This phenomenon has been especially pronounced in Prince Edward Island, which only began covering abortions in 2016 after a provincial Supreme Court challenge. Anti-abortion advocates had dubbed the province a “sanctuary of life” during the nearly 30 years when abortions were not covered, when women seeking the service would be forced to travel to New Brunswick or use unsafe methods to terminate a pregnancy.
In Newfoundland and Labrador, the province began covering out-of-hospital abortions in the 1990s after Ottawa spent years deducting the costs from the province’s transfer payments. But New Brunswick has remained a holdout.
Clinic 554 and advocacy groups like Action Canada have called on whatever party takes power after the Oct. 21 federal election to hold New Brunswick accountable under the Canada Health Act by withholding health transfers until the province agrees to fund abortion care outside of hospital settings.
During a Fredericton campaign stop this week, Liberal leader Justin Trudeau promised he would use “all tools at our disposal” to enforce the Canada Health Act. NDP Leader Jagmeet Singh criticized Trudeau for waiting so long, saying he had four year to protect access in New Brunswick.
Gordon, the political scientist, said it’s a tricky time in Canada for a prime minister to be seen as interfering with provincial policies. “It’s an interesting question of whether he could effectively do it, or whether there’s will in the province,” she said.
Premier Higgs seemed to answer the question of political will on Wednesday, defending the province’s policy and accusing Trudeau of making empty threats. “All the tools that (Trudeau) talks about are the tools he’s had for the last four years, and the decision that was made here in New Brunswick was made four years ago,” the premier said.
Dr. Edgar said he’s hopeful that federal leaders promising action will keep their word if elected, but after watching decades of hard-fought activism with little movement on the issue, he’ll be satisfied once he sees the regulation repealed.

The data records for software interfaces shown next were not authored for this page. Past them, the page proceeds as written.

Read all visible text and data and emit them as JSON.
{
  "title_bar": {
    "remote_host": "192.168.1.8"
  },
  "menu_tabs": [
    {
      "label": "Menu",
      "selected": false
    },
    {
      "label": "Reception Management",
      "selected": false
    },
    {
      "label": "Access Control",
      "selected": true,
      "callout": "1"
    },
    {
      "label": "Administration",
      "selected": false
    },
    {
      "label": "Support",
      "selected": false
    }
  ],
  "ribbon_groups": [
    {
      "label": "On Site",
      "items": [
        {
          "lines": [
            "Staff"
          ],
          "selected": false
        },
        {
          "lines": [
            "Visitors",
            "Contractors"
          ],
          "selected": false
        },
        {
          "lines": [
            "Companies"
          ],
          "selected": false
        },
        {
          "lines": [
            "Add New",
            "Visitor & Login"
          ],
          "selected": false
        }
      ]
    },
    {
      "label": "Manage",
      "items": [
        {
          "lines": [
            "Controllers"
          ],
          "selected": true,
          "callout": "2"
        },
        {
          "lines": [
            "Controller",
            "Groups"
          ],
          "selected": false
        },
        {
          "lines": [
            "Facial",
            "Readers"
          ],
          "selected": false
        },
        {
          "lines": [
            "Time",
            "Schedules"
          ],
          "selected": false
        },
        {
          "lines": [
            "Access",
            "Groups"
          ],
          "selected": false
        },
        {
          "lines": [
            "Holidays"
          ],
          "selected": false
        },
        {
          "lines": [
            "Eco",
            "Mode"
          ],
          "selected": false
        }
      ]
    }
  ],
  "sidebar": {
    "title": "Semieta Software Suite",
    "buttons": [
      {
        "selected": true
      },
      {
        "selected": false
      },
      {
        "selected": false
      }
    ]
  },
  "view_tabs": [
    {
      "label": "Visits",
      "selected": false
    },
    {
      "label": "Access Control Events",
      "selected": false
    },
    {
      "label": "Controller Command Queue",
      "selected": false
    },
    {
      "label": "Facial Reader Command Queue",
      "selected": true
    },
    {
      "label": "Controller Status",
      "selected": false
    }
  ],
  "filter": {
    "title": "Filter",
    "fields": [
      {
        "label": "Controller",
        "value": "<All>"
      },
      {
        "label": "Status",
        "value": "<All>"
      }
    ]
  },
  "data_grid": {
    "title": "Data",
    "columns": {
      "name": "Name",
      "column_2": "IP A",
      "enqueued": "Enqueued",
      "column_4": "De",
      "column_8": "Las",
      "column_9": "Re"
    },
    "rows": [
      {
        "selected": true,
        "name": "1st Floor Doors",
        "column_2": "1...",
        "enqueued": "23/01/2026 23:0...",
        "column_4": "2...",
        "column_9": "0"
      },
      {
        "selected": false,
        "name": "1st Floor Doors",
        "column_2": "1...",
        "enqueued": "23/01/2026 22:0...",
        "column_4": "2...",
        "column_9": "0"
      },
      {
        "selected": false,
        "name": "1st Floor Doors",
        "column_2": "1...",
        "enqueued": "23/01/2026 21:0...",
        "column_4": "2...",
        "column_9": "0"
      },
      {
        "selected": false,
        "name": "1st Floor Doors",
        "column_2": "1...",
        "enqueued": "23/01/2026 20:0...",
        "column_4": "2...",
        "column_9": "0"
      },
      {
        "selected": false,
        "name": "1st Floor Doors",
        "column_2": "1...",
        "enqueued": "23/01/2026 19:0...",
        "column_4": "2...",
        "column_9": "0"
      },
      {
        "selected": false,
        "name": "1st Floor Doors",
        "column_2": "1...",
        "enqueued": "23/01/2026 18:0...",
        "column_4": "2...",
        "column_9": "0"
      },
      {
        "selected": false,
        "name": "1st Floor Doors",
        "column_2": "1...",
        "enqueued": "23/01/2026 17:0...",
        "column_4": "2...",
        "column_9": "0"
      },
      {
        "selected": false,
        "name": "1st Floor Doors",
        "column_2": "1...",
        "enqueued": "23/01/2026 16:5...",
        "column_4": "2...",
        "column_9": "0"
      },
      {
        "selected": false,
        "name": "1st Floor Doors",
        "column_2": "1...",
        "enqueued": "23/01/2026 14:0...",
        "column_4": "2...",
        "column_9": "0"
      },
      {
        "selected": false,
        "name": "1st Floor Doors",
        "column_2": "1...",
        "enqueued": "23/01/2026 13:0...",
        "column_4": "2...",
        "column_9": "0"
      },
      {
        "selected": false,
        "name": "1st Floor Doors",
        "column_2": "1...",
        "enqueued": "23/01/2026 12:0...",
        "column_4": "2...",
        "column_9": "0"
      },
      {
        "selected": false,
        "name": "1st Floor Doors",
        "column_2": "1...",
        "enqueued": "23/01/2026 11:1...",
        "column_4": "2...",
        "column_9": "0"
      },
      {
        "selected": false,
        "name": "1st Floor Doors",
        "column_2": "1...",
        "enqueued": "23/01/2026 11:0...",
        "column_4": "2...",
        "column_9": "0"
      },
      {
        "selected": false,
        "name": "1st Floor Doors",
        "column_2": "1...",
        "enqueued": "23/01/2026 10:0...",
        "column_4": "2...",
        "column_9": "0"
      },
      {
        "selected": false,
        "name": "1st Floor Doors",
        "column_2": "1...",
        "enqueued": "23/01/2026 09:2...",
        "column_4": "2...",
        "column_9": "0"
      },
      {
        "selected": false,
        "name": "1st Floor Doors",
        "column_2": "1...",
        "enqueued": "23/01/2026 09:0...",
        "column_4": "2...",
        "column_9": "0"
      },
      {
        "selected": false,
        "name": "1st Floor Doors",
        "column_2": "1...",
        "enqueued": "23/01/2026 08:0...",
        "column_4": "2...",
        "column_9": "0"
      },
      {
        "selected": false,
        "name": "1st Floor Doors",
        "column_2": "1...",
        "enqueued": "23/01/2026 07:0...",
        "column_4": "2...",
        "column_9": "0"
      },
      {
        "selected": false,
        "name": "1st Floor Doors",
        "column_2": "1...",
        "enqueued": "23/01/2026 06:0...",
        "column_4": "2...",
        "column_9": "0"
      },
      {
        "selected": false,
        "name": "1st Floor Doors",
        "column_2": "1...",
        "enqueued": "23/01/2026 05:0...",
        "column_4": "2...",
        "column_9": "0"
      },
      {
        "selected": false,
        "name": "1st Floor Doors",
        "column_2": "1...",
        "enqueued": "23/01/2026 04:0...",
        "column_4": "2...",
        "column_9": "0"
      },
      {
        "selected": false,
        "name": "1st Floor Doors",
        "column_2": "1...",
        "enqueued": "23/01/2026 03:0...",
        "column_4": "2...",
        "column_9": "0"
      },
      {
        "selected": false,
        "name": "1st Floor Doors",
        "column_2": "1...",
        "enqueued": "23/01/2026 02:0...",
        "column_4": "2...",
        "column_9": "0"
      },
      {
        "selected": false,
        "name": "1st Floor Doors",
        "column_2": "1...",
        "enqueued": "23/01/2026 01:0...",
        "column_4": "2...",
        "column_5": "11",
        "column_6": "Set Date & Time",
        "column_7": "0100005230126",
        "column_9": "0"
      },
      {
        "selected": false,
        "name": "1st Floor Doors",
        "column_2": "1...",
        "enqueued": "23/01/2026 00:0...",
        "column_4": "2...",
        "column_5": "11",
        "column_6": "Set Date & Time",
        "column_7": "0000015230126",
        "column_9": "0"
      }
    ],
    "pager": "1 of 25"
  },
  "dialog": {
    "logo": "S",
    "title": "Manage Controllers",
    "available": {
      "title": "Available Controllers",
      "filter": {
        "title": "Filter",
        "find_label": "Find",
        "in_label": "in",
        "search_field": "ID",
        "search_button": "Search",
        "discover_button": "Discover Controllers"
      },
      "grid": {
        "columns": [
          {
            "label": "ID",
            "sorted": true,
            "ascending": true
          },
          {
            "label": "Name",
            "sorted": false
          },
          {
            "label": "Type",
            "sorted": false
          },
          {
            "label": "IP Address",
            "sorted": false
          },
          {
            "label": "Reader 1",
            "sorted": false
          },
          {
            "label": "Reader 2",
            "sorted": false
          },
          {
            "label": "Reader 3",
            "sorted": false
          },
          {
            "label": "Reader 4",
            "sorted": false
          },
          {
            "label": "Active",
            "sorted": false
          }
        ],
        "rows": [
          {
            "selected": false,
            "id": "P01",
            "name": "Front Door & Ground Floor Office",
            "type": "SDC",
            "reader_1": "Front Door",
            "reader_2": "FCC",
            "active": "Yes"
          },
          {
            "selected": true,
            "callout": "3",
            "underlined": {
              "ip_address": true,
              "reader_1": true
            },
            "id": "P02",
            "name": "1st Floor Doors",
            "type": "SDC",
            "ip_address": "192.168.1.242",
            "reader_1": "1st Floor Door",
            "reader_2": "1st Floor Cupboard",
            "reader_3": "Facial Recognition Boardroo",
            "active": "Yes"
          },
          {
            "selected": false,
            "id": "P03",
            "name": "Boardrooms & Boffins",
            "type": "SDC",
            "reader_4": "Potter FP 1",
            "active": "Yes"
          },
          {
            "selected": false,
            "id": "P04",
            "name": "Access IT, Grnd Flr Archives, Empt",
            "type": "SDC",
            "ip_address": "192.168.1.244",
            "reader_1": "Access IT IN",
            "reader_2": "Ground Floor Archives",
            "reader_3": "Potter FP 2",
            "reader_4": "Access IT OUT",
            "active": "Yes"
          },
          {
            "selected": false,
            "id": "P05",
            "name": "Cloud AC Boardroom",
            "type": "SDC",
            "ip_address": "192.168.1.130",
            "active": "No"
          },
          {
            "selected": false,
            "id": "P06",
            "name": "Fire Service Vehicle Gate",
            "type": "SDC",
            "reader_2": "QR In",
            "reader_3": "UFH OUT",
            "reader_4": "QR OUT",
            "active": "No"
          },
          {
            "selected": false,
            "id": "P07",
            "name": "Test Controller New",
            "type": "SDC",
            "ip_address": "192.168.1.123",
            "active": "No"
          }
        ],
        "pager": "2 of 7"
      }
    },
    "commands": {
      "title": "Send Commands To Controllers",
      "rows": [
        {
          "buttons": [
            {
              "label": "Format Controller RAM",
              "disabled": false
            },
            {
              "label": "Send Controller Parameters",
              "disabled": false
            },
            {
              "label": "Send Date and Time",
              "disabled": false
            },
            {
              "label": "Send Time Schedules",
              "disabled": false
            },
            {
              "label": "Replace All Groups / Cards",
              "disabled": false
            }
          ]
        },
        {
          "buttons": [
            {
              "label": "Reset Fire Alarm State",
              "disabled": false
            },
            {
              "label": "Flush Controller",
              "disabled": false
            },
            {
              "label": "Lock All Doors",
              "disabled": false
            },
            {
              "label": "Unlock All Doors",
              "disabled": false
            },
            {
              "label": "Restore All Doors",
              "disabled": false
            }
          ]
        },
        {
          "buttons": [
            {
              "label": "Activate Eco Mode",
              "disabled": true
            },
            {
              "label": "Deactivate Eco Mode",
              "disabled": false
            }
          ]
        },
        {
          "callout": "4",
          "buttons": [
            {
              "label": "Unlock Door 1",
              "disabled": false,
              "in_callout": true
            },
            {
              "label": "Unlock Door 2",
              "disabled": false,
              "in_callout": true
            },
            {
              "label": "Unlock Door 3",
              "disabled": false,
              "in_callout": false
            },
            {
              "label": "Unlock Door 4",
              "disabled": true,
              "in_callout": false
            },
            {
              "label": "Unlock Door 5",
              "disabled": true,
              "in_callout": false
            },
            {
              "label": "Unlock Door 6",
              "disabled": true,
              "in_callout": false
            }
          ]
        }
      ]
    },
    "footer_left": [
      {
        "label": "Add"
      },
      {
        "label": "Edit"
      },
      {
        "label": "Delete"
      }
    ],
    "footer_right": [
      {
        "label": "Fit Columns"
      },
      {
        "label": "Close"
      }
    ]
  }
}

“We’re talking 30 years of asking to just have the same rights as every other Canadian,” he said “You’re always hopeful that can happen within your lifetime.”